Remember what it is you’re trying to do when writing for a wide audience: communicate an idea clearly and accurately. If a reader ends up confused, it’s not their failure as a reader but yours as a writer. Alok Jha
My favourite publisher is at it again. Soon after announcing they would be experimenting with DRM-free audiobooks, Penguin today announced their new Penguin Tasters program.
From today (or actually from six months ago if you were sniffing around some of our new novels on the Penguin website) you can download the opening chapter (or chapters) of all Penguin’s new fiction for free. Yes, that’s right. FREE. For nothing. In pdf form — which you can print, email, view on your PC screen or a Blackberry, Palm or iPhone — these Tasters offer you the very beginnings of Penguin’s latest novels. You can get your mitts on some great stories without having to give a jumped-up calculator the keys to your bank account. It’s an entirely risk-free way to discover new authors, to read new stories (and to pass them on to your literate friends).
I’ve been quite effusive in my praise of Penguin before, but I think deservedly so. They seem to relish in experimenting with what it means to be a publisher in this day and age, and it’s a joy to watch them innovate.
(Disclaimer: My employer was recently purchased by Pearson, who also own Penguin. Make of that what you will)
Ian Rogers of Yahoo! Music has had enough of the shortsightedness of the music industry and he’s not going to help them screw over customers any more.
Last week, in a excoriating talk, he lays out his history of involvement with music on the internet, and exactly why their position to date has been ridiculous and petty.
Suing Napster without offering an alternative just seemed like a denial of fact. Napster didn’t invent the ability to do P2P, it was inherent in TCP/IP. It was like throwing Newton in jail for popularizing the concept of gravity.
I’m here to tell you today that I for one am no longer going to fall into this trap. If the licensing labels offer their content to Yahoo! put more barriers in front of the users, I’m not interested. Do what you feel you need to do for your business, I’ll be polite, say thank you, and decline to sign.
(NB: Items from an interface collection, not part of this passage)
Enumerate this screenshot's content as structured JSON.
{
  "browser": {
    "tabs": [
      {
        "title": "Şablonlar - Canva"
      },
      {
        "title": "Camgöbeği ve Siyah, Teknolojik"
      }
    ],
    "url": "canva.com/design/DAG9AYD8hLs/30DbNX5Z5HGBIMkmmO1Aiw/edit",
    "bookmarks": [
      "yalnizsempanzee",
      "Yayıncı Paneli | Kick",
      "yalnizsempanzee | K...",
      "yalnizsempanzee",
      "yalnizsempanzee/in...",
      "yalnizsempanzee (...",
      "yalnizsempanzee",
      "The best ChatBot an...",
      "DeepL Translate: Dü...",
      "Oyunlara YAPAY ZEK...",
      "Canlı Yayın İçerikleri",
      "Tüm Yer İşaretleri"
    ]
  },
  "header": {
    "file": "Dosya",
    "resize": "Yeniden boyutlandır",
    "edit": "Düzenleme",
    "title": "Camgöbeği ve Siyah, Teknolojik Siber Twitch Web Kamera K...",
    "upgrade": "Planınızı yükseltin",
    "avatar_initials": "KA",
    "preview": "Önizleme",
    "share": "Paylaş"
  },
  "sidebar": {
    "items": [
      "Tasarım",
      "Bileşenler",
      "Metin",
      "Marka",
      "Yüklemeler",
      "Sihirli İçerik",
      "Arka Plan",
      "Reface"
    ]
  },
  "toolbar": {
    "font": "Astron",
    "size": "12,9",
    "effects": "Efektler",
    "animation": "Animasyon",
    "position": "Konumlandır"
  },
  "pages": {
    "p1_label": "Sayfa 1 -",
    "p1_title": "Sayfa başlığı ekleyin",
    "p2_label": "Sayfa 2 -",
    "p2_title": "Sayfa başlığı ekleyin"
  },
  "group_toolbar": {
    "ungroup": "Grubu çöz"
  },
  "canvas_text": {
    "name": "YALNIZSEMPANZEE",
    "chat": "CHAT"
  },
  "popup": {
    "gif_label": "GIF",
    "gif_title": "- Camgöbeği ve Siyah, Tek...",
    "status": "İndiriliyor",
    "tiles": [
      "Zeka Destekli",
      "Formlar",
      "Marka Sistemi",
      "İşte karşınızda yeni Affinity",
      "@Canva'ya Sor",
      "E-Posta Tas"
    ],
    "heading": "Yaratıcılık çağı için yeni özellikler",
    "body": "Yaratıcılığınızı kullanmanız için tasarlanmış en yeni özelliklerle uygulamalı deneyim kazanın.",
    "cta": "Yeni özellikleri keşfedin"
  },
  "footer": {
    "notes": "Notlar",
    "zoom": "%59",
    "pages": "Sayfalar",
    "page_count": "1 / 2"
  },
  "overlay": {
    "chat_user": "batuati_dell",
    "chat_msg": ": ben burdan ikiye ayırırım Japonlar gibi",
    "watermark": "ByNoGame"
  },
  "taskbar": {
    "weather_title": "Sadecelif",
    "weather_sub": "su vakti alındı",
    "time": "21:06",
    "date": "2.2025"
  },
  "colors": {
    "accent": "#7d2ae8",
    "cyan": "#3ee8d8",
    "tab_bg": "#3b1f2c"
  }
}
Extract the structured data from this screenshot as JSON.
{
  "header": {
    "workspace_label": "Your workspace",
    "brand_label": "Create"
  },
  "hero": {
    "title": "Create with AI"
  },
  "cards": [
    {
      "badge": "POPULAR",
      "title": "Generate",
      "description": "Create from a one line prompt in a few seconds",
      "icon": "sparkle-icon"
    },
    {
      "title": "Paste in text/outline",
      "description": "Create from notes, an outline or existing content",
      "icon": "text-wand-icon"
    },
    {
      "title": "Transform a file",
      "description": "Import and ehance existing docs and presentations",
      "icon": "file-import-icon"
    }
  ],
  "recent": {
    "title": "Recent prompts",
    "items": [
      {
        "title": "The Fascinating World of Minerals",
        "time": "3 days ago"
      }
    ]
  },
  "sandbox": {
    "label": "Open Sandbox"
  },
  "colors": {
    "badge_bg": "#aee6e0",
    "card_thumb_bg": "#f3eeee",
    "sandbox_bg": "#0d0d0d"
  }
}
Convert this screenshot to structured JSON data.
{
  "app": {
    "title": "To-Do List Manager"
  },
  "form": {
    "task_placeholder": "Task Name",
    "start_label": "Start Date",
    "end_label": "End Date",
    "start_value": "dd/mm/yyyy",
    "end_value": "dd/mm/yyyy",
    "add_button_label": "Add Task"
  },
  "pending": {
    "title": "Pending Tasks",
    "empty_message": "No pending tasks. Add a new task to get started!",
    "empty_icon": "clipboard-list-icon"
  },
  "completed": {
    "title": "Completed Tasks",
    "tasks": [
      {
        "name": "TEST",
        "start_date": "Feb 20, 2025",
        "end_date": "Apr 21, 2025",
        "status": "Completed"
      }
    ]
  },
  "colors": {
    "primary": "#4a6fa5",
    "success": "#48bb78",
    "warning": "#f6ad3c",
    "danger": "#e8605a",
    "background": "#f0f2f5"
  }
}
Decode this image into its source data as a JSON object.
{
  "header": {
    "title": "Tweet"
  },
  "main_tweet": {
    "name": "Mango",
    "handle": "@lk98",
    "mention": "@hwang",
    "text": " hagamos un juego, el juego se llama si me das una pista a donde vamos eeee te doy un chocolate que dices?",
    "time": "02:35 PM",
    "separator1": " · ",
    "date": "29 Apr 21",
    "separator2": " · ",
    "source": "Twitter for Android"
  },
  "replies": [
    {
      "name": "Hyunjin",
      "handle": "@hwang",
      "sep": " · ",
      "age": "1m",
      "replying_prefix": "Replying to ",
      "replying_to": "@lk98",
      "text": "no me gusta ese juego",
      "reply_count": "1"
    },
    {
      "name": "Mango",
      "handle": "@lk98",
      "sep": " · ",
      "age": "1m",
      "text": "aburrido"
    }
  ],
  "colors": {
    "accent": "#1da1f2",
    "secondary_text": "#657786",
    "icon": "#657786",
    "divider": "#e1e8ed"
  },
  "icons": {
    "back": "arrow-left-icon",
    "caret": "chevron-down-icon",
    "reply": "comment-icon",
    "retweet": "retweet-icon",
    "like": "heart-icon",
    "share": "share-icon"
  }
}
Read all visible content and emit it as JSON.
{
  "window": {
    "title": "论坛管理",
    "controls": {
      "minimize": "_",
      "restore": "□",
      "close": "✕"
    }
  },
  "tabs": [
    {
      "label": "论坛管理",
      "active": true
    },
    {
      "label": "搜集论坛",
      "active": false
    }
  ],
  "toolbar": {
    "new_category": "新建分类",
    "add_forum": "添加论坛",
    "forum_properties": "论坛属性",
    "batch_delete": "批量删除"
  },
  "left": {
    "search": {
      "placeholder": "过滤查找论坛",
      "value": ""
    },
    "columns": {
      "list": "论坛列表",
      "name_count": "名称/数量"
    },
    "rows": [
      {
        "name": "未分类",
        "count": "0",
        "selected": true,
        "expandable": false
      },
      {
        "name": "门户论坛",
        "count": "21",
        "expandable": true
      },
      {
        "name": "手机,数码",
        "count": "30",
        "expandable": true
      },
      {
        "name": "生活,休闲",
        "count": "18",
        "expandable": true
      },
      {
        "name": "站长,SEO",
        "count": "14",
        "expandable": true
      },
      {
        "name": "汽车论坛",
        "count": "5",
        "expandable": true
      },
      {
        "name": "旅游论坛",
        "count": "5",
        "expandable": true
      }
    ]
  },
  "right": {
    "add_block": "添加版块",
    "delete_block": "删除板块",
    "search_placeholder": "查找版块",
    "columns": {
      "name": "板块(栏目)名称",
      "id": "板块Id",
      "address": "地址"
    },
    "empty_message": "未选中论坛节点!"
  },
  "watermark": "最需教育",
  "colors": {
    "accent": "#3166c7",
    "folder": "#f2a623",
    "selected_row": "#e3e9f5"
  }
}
I won’t let Yahoo! invest any more money in consumer inconvenience.
It’s heartening to see someone in Ian’s position taking this stand and saying “no more”. The question is whether the music industry is listening.
I suspect not.
Hat tip: Nat Torkington at O’Reilly Radar.
Writing has always been the beating heart of online user experience. It is also the single aspect of creating online user experience that designers and developers almost never study, discuss, or consider when tasked with creating a website—except perhaps to ask when the copy will be ready.
- Jeffrey Zeldman
Issue 242 of A List Apart has just been published with two great articles on that oft-forgotten tool of the user experience, the writing. Better Writing Through Design by Bronwyn Jones and Reviving Anorexic Web Writing by Amber Simmons.
You owe it to your users.
Now this is a stroke of genius. Penguin are starting a new series of classic books, but with plain white covers, giving everyone the opportunity to create their own design.
According to consumer research conducted on what factors matter to people when they decide whether or not to pick up a book in a bookshop, the cover design comes out as most important. So this might be the stupidest thing we’ve ever done.
These “naked” covers will be made of art quality paper and shrink wrapped to stop them getting dirty before purchase, there is also an associated gallery for people to submit their creations.
The first six to be released are:
- Meditations by Marcus Aurelius
- Crime and Punishment by Fyodor Dostoyevsky
- Magic Tales by The Brothers Grimm
- The Waves by Virginia Woolf
- The Picture of Dorian Gray by Oscar Wilde
- Emma by Jane Austen
I’ve always had a soft spot for Penguin, I feel they’ve been a genuine innovator in publishing ever since their inception in 1935 (the history of the company is a fascinating read), and this latest idea is right up there with their best.
By a complete coincidence I’m right in the middle of The True History Of The Elephant Man, their presence in my book collection is that pervasive.
Hat tip: BoingBoing